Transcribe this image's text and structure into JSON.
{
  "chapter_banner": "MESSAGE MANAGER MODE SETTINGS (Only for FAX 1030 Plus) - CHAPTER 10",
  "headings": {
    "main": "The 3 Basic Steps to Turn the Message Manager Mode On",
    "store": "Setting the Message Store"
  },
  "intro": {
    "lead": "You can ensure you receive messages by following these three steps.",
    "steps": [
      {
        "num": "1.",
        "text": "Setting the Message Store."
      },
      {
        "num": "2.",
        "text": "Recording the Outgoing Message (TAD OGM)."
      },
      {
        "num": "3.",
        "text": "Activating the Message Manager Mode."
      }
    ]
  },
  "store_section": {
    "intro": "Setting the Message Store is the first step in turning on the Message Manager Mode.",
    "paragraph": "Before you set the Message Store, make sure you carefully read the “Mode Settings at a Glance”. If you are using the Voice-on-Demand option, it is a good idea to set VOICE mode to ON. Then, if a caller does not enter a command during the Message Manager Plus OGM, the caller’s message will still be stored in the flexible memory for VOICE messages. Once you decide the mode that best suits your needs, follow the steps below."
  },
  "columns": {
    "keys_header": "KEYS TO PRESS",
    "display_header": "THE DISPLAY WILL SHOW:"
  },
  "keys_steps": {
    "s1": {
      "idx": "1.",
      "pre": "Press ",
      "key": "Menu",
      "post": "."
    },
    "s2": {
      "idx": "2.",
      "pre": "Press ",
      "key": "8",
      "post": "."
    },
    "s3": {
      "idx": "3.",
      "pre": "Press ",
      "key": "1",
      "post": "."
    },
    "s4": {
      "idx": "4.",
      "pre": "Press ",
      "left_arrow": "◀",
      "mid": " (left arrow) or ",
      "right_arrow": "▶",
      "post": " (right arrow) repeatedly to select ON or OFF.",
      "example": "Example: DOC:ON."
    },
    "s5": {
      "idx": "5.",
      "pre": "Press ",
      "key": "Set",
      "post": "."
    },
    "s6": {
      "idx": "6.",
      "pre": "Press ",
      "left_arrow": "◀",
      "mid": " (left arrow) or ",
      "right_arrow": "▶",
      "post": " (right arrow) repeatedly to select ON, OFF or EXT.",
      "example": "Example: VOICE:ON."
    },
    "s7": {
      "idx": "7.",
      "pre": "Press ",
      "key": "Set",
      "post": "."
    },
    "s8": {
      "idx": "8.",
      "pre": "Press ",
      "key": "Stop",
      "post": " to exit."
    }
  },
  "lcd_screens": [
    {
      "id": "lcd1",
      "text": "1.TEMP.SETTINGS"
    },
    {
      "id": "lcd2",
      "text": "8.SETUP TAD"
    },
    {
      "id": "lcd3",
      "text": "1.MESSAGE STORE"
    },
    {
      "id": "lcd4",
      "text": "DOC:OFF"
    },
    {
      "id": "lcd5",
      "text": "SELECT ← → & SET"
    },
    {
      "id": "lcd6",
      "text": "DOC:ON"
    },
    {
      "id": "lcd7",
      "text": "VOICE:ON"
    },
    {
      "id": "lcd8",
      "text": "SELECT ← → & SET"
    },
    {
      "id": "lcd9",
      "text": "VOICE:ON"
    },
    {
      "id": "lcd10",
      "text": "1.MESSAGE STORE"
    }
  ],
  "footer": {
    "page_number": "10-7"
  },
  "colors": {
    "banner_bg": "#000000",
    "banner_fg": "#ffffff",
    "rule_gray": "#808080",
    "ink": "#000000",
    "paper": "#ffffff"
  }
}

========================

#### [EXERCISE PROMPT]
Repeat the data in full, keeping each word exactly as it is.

#### [RESPONSE TO THIS TASK]
Transcribe this image's text and structure into JSON.
{
  "chapter_banner": "MESSAGE MANAGER MODE SETTINGS (Only for FAX 1030 Plus) - CHAPTER 10",
  "headings": {
    "main": "The 3 Basic Steps to Turn the Message Manager Mode On",
    "store": "Setting the Message Store"
  },
  "intro": {
    "lead": "You can ensure you receive messages by following these three steps.",
    "steps": [
      {
        "num": "1.",
        "text": "Setting the Message Store."
      },
      {
        "num": "2.",
        "text": "Recording the Outgoing Message (TAD OGM)."
      },
      {
        "num": "3.",
        "text": "Activating the Message Manager Mode."
      }
    ]
  },
  "store_section": {
    "intro": "Setting the Message Store is the first step in turning on the Message Manager Mode.",
    "paragraph": "Before you set the Message Store, make sure you carefully read the “Mode Settings at a Glance”. If you are using the Voice-on-Demand option, it is a good idea to set VOICE mode to ON. Then, if a caller does not enter a command during the Message Manager Plus OGM, the caller’s message will still be stored in the flexible memory for VOICE messages. Once you decide the mode that best suits your needs, follow the steps below."
  },
  "columns": {
    "keys_header": "KEYS TO PRESS",
    "display_header": "THE DISPLAY WILL SHOW:"
  },
  "keys_steps": {
    "s1": {
      "idx": "1.",
      "pre": "Press ",
      "key": "Menu",
      "post": "."
    },
    "s2": {
      "idx": "2.",
      "pre": "Press ",
      "key": "8",
      "post": "."
    },
    "s3": {
      "idx": "3.",
      "pre": "Press ",
      "key": "1",
      "post": "."
    },
    "s4": {
      "idx": "4.",
      "pre": "Press ",
      "left_arrow": "◀",
      "mid": " (left arrow) or ",
      "right_arrow": "▶",
      "post": " (right arrow) repeatedly to select ON or OFF.",
      "example": "Example: DOC:ON."
    },
    "s5": {
      "idx": "5.",
      "pre": "Press ",
      "key": "Set",
      "post": "."
    },
    "s6": {
      "idx": "6.",
      "pre": "Press ",
      "left_arrow": "◀",
      "mid": " (left arrow) or ",
      "right_arrow": "▶",
      "post": " (right arrow) repeatedly to select ON, OFF or EXT.",
      "example": "Example: VOICE:ON."
    },
    "s7": {
      "idx": "7.",
      "pre": "Press ",
      "key": "Set",
      "post": "."
    },
    "s8": {
      "idx": "8.",
      "pre": "Press ",
      "key": "Stop",
      "post": " to exit."
    }
  },
  "lcd_screens": [
    {
      "id": "lcd1",
      "text": "1.TEMP.SETTINGS"
    },
    {
      "id": "lcd2",
      "text": "8.SETUP TAD"
    },
    {
      "id": "lcd3",
      "text": "1.MESSAGE STORE"
    },
    {
      "id": "lcd4",
      "text": "DOC:OFF"
    },
    {
      "id": "lcd5",
      "text": "SELECT ← → & SET"
    },
    {
      "id": "lcd6",
      "text": "DOC:ON"
    },
    {
      "id": "lcd7",
      "text": "VOICE:ON"
    },
    {
      "id": "lcd8",
      "text": "SELECT ← → & SET"
    },
    {
      "id": "lcd9",
      "text": "VOICE:ON"
    },
    {
      "id": "lcd10",
      "text": "1.MESSAGE STORE"
    }
  ],
  "footer": {
    "page_number": "10-7"
  },
  "colors": {
    "banner_bg": "#000000",
    "banner_fg": "#ffffff",
    "rule_gray": "#808080",
    "ink": "#000000",
    "paper": "#ffffff"
  }
}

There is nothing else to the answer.